Not all Systems are 'closed'. Some outputs require systems that are 'open'. However, just as very few systems can be completely closed, so too very few systems can be complete open.
One example of an open system is the Amazon online ordering and delivery service. Theoretically, anthing from one to an infinite number of people can place anything from one to an infinte number of orders through an infinite number of online portals, where an ever-changing group of people process them from a range of different suppliers into anything from one to an infinite number of deliveries.
However, an open system still requires some fixed boundaries. Amazon doesn't sell everything (though one day it may try). It has warehouses that are geographically fixed. It has a fixed purpose - selling. It has a continuous time line. And it has fixed branding that distinguishes it from others.
But an open system is constantly re-energised by external inputs. New orders, new products, wider deliveries, and changing workers, all bring fresh ideas and energy.
Closed and Open Sets

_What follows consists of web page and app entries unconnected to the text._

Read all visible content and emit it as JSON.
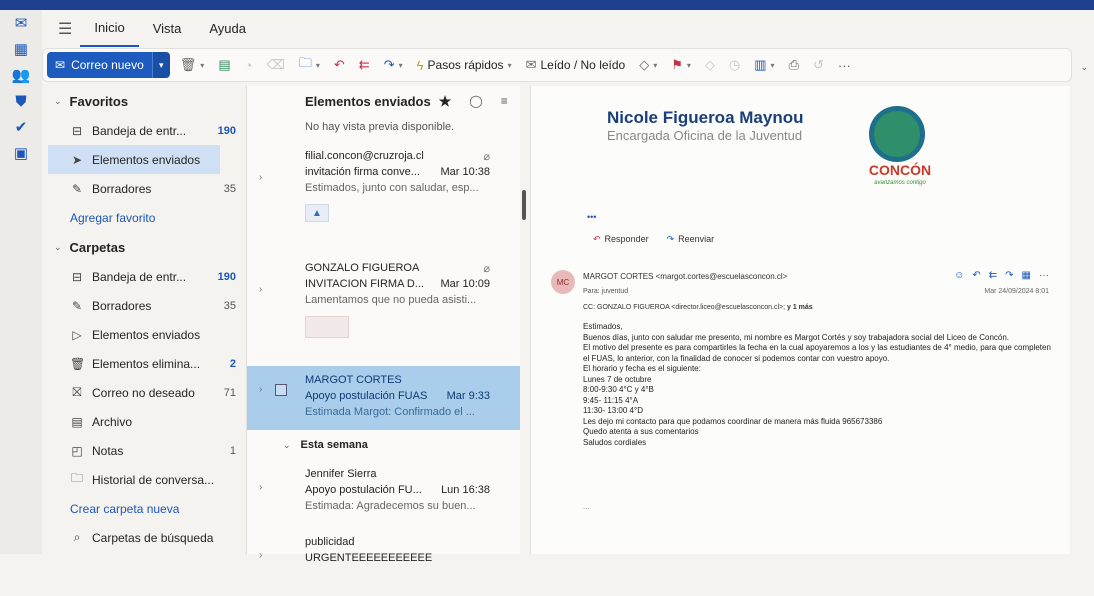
{
  "tabs": [
    "Inicio",
    "Vista",
    "Ayuda"
  ],
  "ribbon": {
    "new_mail": "Correo nuevo",
    "quick_steps": "Pasos rápidos",
    "read_unread": "Leído / No leído",
    "more": "···"
  },
  "folders": {
    "favorites_title": "Favoritos",
    "favorites": [
      {
        "label": "Bandeja de entr...",
        "count": "190",
        "icon": "inbox-icon"
      },
      {
        "label": "Elementos enviados",
        "count": "",
        "icon": "send-icon"
      },
      {
        "label": "Borradores",
        "count": "35",
        "icon": "pencil-icon"
      }
    ],
    "add_favorite": "Agregar favorito",
    "folders_title": "Carpetas",
    "items": [
      {
        "label": "Bandeja de entr...",
        "count": "190",
        "icon": "inbox-icon"
      },
      {
        "label": "Borradores",
        "count": "35",
        "icon": "pencil-icon"
      },
      {
        "label": "Elementos enviados",
        "count": "",
        "icon": "send-icon"
      },
      {
        "label": "Elementos elimina...",
        "count": "2",
        "icon": "trash-icon"
      },
      {
        "label": "Correo no deseado",
        "count": "71",
        "icon": "junk-icon"
      },
      {
        "label": "Archivo",
        "count": "",
        "icon": "archive-icon"
      },
      {
        "label": "Notas",
        "count": "1",
        "icon": "notes-icon"
      },
      {
        "label": "Historial de conversa...",
        "count": "",
        "icon": "folder-icon"
      }
    ],
    "create_folder": "Crear carpeta nueva",
    "search_folders": "Carpetas de búsqueda"
  },
  "list": {
    "title": "Elementos enviados",
    "preview_note": "No hay vista previa disponible.",
    "messages": [
      {
        "sender": "filial.concon@cruzroja.cl",
        "subject": "invitación firma conve...",
        "time": "Mar 10:38",
        "snippet": "Estimados, junto con saludar, esp..."
      },
      {
        "sender": "GONZALO FIGUEROA",
        "subject": "INVITACION FIRMA D...",
        "time": "Mar 10:09",
        "snippet": "Lamentamos que no pueda asisti..."
      },
      {
        "sender": "MARGOT CORTES",
        "subject": "Apoyo postulación FUAS",
        "time": "Mar 9:33",
        "snippet": "Estimada Margot: Confirmado el ..."
      }
    ],
    "week_label": "Esta semana",
    "week_messages": [
      {
        "sender": "Jennifer Sierra",
        "subject": "Apoyo postulación FU...",
        "time": "Lun 16:38",
        "snippet": "Estimada: Agradecemos su buen..."
      },
      {
        "sender": "publicidad",
        "subject": "URGENTEEEEEEEEEEE",
        "time": "",
        "snippet": ""
      }
    ]
  },
  "reading": {
    "sig_name": "Nicole Figueroa Maynou",
    "sig_role": "Encargada Oficina de la Juventud",
    "logo_text": "CONCÓN",
    "logo_sub": "avanzamos contigo",
    "dots": "•••",
    "reply": "Responder",
    "forward": "Reenviar",
    "avatar": "MC",
    "from": "MARGOT CORTES <margot.cortes@escuelasconcon.cl>",
    "to": "Para: juventud",
    "cc_label": "CC:",
    "cc": "GONZALO FIGUEROA <director.liceo@escuelasconcon.cl>;",
    "cc_more": "y 1 más",
    "date": "Mar 24/09/2024 8:01",
    "body": [
      "Estimados,",
      "Buenos días, junto con saludar me presento, mi nombre es Margot Cortés y soy trabajadora social del Liceo de Concón.",
      "El motivo del presente es para compartirles la fecha en la cual apoyaremos a los y las estudiantes de 4° medio, para que completen el FUAS, lo anterior, con la finalidad de conocer si podemos contar con vuestro apoyo.",
      "El horario y fecha es el siguiente:",
      "Lunes 7 de octubre",
      "8:00-9:30 4°C y 4°B",
      "9:45- 11:15 4°A",
      "11:30- 13:00 4°D",
      "Les dejo mi contacto para que podamos coordinar de manera más fluida 965673386",
      "Quedo atenta a sus comentarios",
      "Saludos cordiales"
    ],
    "end": "..."
  },
  "colors": {
    "accent": "#1d5bbf",
    "selected_row": "#a9cdea",
    "selected_folder": "#cfe0f5",
    "brand_top": "#1f3f8f"
  }
}
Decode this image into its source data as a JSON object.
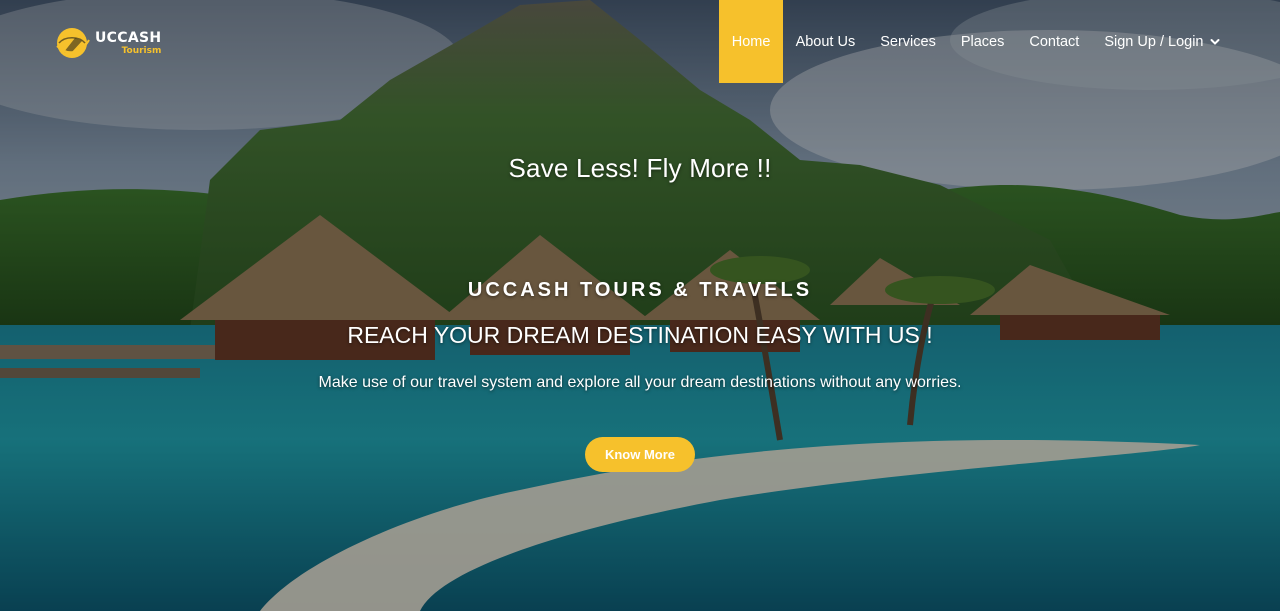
{
  "brand": {
    "logo_title": "UCCASH",
    "logo_subtitle": "Tourism",
    "accent_color": "#f6c12c"
  },
  "nav": {
    "items": [
      {
        "label": "Home",
        "active": true
      },
      {
        "label": "About Us"
      },
      {
        "label": "Services"
      },
      {
        "label": "Places"
      },
      {
        "label": "Contact"
      },
      {
        "label": "Sign Up / Login",
        "icon": "chevron-down-icon"
      }
    ]
  },
  "hero": {
    "tagline": "Save Less! Fly More !!",
    "company": "UCCASH TOURS & TRAVELS",
    "headline": "REACH YOUR DREAM DESTINATION EASY WITH US !",
    "description": "Make use of our travel system and explore all your dream destinations without any worries.",
    "cta_label": "Know More"
  }
}
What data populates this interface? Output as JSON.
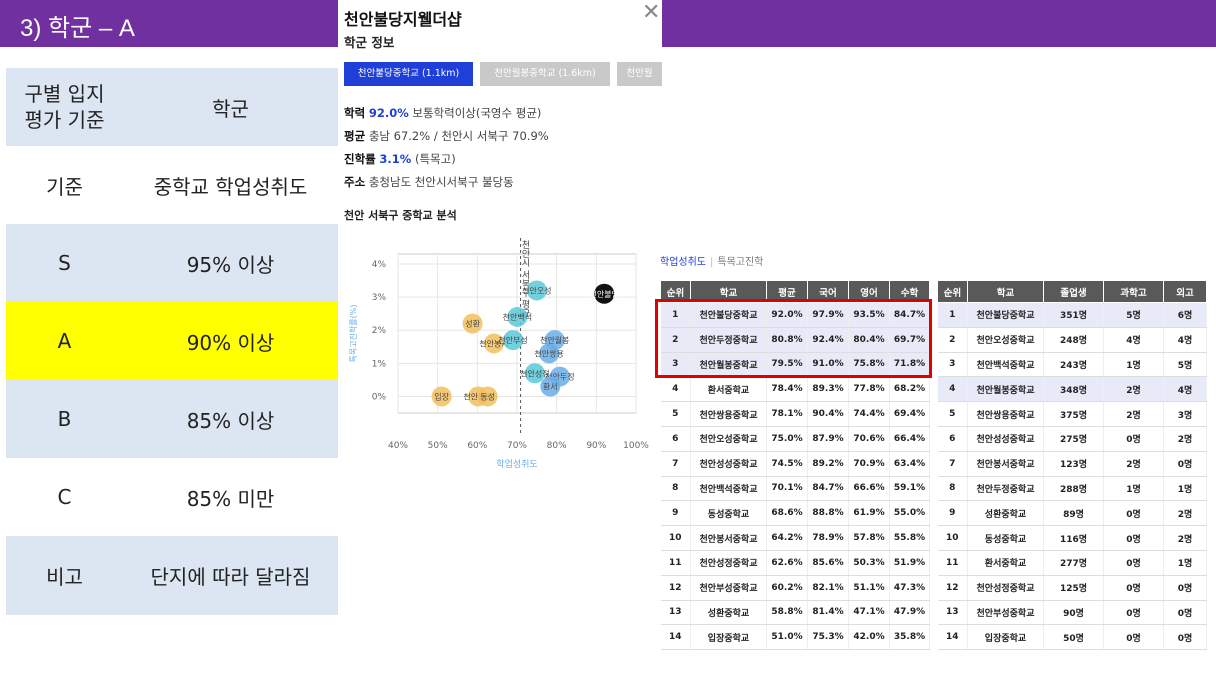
{
  "slide": {
    "title": "3) 학군 – A"
  },
  "grade_table": {
    "header": {
      "label": "구별 입지\n평가 기준",
      "value": "학군"
    },
    "rows": [
      {
        "label": "기준",
        "value": "중학교 학업성취도"
      },
      {
        "label": "S",
        "value": "95% 이상"
      },
      {
        "label": "A",
        "value": "90% 이상"
      },
      {
        "label": "B",
        "value": "85% 이상"
      },
      {
        "label": "C",
        "value": "85% 미만"
      },
      {
        "label": "비고",
        "value": "단지에 따라 달라짐"
      }
    ]
  },
  "popup": {
    "title": "천안불당지웰더샵",
    "close": "✕",
    "subtitle": "학군 정보",
    "school_tabs": [
      "천안불당중학교 (1.1km)",
      "천안월봉중학교 (1.6km)",
      "천안월"
    ],
    "info": {
      "achievement_label": "학력",
      "achievement_value": "92.0%",
      "achievement_desc": "보통학력이상(국영수 평균)",
      "average_label": "평균",
      "average_desc": "충남 67.2% / 천안시 서북구 70.9%",
      "advance_label": "진학률",
      "advance_value": "3.1%",
      "advance_desc": "(특목고)",
      "address_label": "주소",
      "address_desc": "충청남도 천안시서북구 불당동"
    },
    "chart_title": "천안 서북구 중학교 분석"
  },
  "chart_data": {
    "type": "scatter",
    "xlabel": "학업성취도",
    "ylabel": "특목고진학률(%)",
    "xlim": [
      40,
      100
    ],
    "ylim": [
      -0.5,
      4.3
    ],
    "x_ticks": [
      "40%",
      "50%",
      "60%",
      "70%",
      "80%",
      "90%",
      "100%"
    ],
    "y_ticks": [
      "0%",
      "1%",
      "2%",
      "3%",
      "4%"
    ],
    "ref_line": {
      "x": 70.9,
      "label": "천안시 서북구 평균"
    },
    "colors": {
      "highlight": "#111111",
      "teal": "#5ac8d8",
      "blue": "#6aaee8",
      "orange": "#f2bf5e"
    },
    "points": [
      {
        "name": "천안불당",
        "x": 92.0,
        "y": 3.1,
        "color": "highlight"
      },
      {
        "name": "천안오성",
        "x": 75.0,
        "y": 3.2,
        "color": "teal"
      },
      {
        "name": "천안백석",
        "x": 70.1,
        "y": 2.4,
        "color": "teal"
      },
      {
        "name": "성환",
        "x": 58.8,
        "y": 2.2,
        "color": "orange"
      },
      {
        "name": "천안월봉",
        "x": 79.5,
        "y": 1.7,
        "color": "blue"
      },
      {
        "name": "천안봉서",
        "x": 64.2,
        "y": 1.6,
        "color": "orange"
      },
      {
        "name": "천안부성",
        "x": 69.0,
        "y": 1.7,
        "color": "teal"
      },
      {
        "name": "천안쌍용",
        "x": 78.1,
        "y": 1.3,
        "color": "blue"
      },
      {
        "name": "천안성정",
        "x": 74.5,
        "y": 0.7,
        "color": "teal"
      },
      {
        "name": "천안두정",
        "x": 80.8,
        "y": 0.6,
        "color": "blue"
      },
      {
        "name": "환서",
        "x": 78.4,
        "y": 0.3,
        "color": "blue"
      },
      {
        "name": "입장",
        "x": 51.0,
        "y": 0.0,
        "color": "orange"
      },
      {
        "name": "천안봉성",
        "x": 60.2,
        "y": 0.0,
        "color": "orange"
      },
      {
        "name": "동성",
        "x": 62.6,
        "y": 0.0,
        "color": "orange"
      }
    ]
  },
  "tabs": {
    "active": "학업성취도",
    "inactive": "특목고진학"
  },
  "achievement_table": {
    "headers": [
      "순위",
      "학교",
      "평균",
      "국어",
      "영어",
      "수학"
    ],
    "rows": [
      [
        "1",
        "천안불당중학교",
        "92.0%",
        "97.9%",
        "93.5%",
        "84.7%"
      ],
      [
        "2",
        "천안두정중학교",
        "80.8%",
        "92.4%",
        "80.4%",
        "69.7%"
      ],
      [
        "3",
        "천안월봉중학교",
        "79.5%",
        "91.0%",
        "75.8%",
        "71.8%"
      ],
      [
        "4",
        "환서중학교",
        "78.4%",
        "89.3%",
        "77.8%",
        "68.2%"
      ],
      [
        "5",
        "천안쌍용중학교",
        "78.1%",
        "90.4%",
        "74.4%",
        "69.4%"
      ],
      [
        "6",
        "천안오성중학교",
        "75.0%",
        "87.9%",
        "70.6%",
        "66.4%"
      ],
      [
        "7",
        "천안성성중학교",
        "74.5%",
        "89.2%",
        "70.9%",
        "63.4%"
      ],
      [
        "8",
        "천안백석중학교",
        "70.1%",
        "84.7%",
        "66.6%",
        "59.1%"
      ],
      [
        "9",
        "동성중학교",
        "68.6%",
        "88.8%",
        "61.9%",
        "55.0%"
      ],
      [
        "10",
        "천안봉서중학교",
        "64.2%",
        "78.9%",
        "57.8%",
        "55.8%"
      ],
      [
        "11",
        "천안성정중학교",
        "62.6%",
        "85.6%",
        "50.3%",
        "51.9%"
      ],
      [
        "12",
        "천안부성중학교",
        "60.2%",
        "82.1%",
        "51.1%",
        "47.3%"
      ],
      [
        "13",
        "성환중학교",
        "58.8%",
        "81.4%",
        "47.1%",
        "47.9%"
      ],
      [
        "14",
        "입장중학교",
        "51.0%",
        "75.3%",
        "42.0%",
        "35.8%"
      ]
    ]
  },
  "graduates_table": {
    "headers": [
      "순위",
      "학교",
      "졸업생",
      "과학고",
      "외고"
    ],
    "rows": [
      [
        "1",
        "천안불당중학교",
        "351명",
        "5명",
        "6명"
      ],
      [
        "2",
        "천안오성중학교",
        "248명",
        "4명",
        "4명"
      ],
      [
        "3",
        "천안백석중학교",
        "243명",
        "1명",
        "5명"
      ],
      [
        "4",
        "천안월봉중학교",
        "348명",
        "2명",
        "4명"
      ],
      [
        "5",
        "천안쌍용중학교",
        "375명",
        "2명",
        "3명"
      ],
      [
        "6",
        "천안성성중학교",
        "275명",
        "0명",
        "2명"
      ],
      [
        "7",
        "천안봉서중학교",
        "123명",
        "2명",
        "0명"
      ],
      [
        "8",
        "천안두정중학교",
        "288명",
        "1명",
        "1명"
      ],
      [
        "9",
        "성환중학교",
        "89명",
        "0명",
        "2명"
      ],
      [
        "10",
        "동성중학교",
        "116명",
        "0명",
        "2명"
      ],
      [
        "11",
        "환서중학교",
        "277명",
        "0명",
        "1명"
      ],
      [
        "12",
        "천안성정중학교",
        "125명",
        "0명",
        "0명"
      ],
      [
        "13",
        "천안부성중학교",
        "90명",
        "0명",
        "0명"
      ],
      [
        "14",
        "입장중학교",
        "50명",
        "0명",
        "0명"
      ]
    ]
  }
}
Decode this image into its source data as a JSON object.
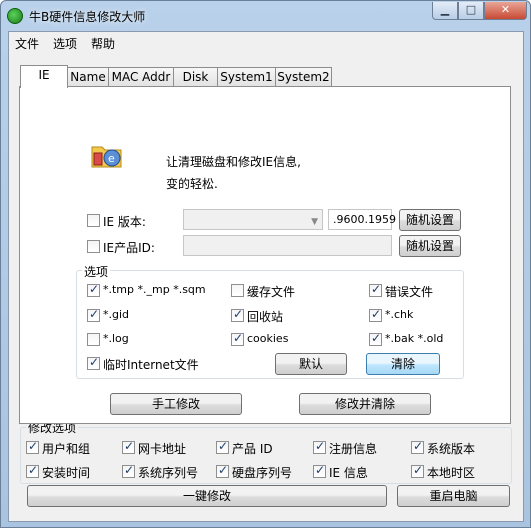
{
  "window": {
    "title": "牛B硬件信息修改大师"
  },
  "menu": [
    "文件",
    "选项",
    "帮助"
  ],
  "tabs": [
    "IE",
    "Name",
    "MAC Addr",
    "Disk",
    "System1",
    "System2"
  ],
  "ie_panel": {
    "desc_line1": "让清理磁盘和修改IE信息,",
    "desc_line2": "变的轻松.",
    "version_label": "IE 版本:",
    "version_value": "",
    "version_suffix": ".9600.1959",
    "product_label": "IE产品ID:",
    "product_value": "",
    "random_button": "随机设置",
    "options_title": "选项",
    "options": [
      {
        "label": "*.tmp  *._mp  *.sqm",
        "checked": true
      },
      {
        "label": "缓存文件",
        "checked": false
      },
      {
        "label": "错误文件",
        "checked": true
      },
      {
        "label": "*.gid",
        "checked": true
      },
      {
        "label": "回收站",
        "checked": true
      },
      {
        "label": "*.chk",
        "checked": true
      },
      {
        "label": "*.log",
        "checked": false
      },
      {
        "label": "cookies",
        "checked": true
      },
      {
        "label": "*.bak  *.old",
        "checked": true
      },
      {
        "label": "临时Internet文件",
        "checked": true
      }
    ],
    "default_button": "默认",
    "clear_button": "清除",
    "manual_button": "手工修改",
    "modify_clear_button": "修改并清除"
  },
  "modify_options": {
    "title": "修改选项",
    "items": [
      {
        "label": "用户和组",
        "checked": true
      },
      {
        "label": "网卡地址",
        "checked": true
      },
      {
        "label": "产品 ID",
        "checked": true
      },
      {
        "label": "注册信息",
        "checked": true
      },
      {
        "label": "系统版本",
        "checked": true
      },
      {
        "label": "安装时间",
        "checked": true
      },
      {
        "label": "系统序列号",
        "checked": true
      },
      {
        "label": "硬盘序列号",
        "checked": true
      },
      {
        "label": "IE 信息",
        "checked": true
      },
      {
        "label": "本地时区",
        "checked": true
      }
    ]
  },
  "bottom": {
    "one_click": "一键修改",
    "restart": "重启电脑"
  }
}
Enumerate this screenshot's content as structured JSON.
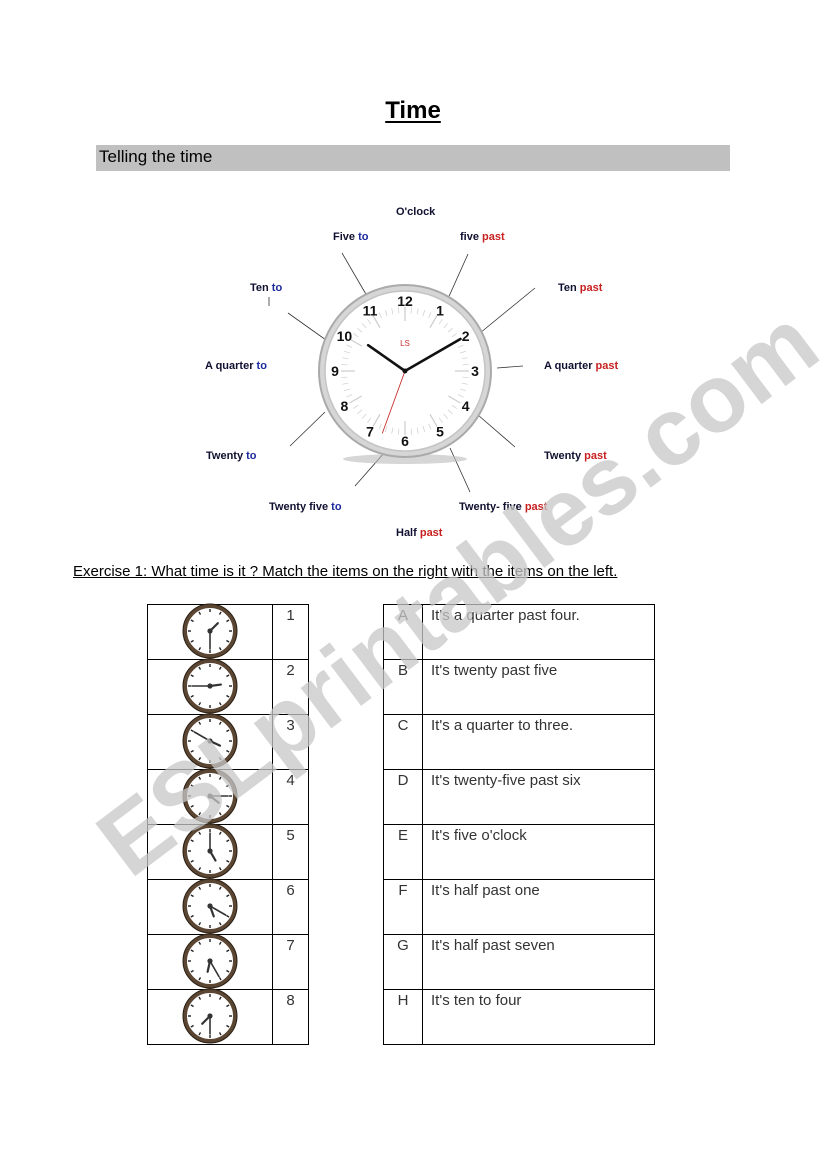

Systems very rarely operate in isolation from each other. A choir competition might see different choirs (closed systems) performing to a set of judges who will determine who has the best output. These closed systems combine in a closed set.
In a similar way, an order to Amazon might be bounced from one warehouse to another in order to fulfil the order within a given time frame, creating an open set that is fully interactive between systems.
But what happens when an open set tries to interact with a closed set? Firstly, the boundaries are tested. The open set members will try to discover if the closed set is permeable in any way. The closed set may try to reinforce its boundaries. The result is often mutual suspicion, and sometimes open conflict.
And there may be rejection. Open set members will feel the rejection, or simply fail to gain the insights, connectivity, or resources they are seeking, and will go elsewhere.
And when human factors come into play, fantasies develop and in the worst cases, people can become paranoid or delusional.
Centred Systems and Centre Sets
A centred system is very different. It has no boundary. It is focused around a core idea, project, or event, and the output is usually the growth of the individuals engaging with the system; individual learning, enjoyment, or leisure fulfilment. The more people who are energised by the core, the stronger the system and the greater the output. Temporary boundaries may be created, but only if they serve the core. In a centered system, boundaries are seen as barriers to growth.
It is the core individual, core concept, or core practice that attracts or repels individuals to or from the system. Individuals within the system are in one of three states - moving towards, interacting with, or moving away from the core.
Looking for boundaries in a centred system is a fruitless exercise - they don't exist. All that will be seen is a difference of density as you get closer to the core activity or belief.
In a centred system, outputs are not fixed or even pre-determined. The interactions between the individuals create new ideas, new practices, new directions. Being part of a centred set feels both dangerous and exciting because the security provided by clear boundaries is absent. Being part of a centred set is also highly creative, because the cross-pollination of ideas can lead to new disoveries, new ways of doing things.
Because centred systems are focused on the participation and growth of the individuals, they can be relatively short-lived. Within Amateur Radio, for example, a centred system can form from individuals interested in coming together to run a portable contest. There might not be enough individuals with this interest within the closed system of a single club, but within a wider geographical area, there may well be sufficient numbers to generate activity.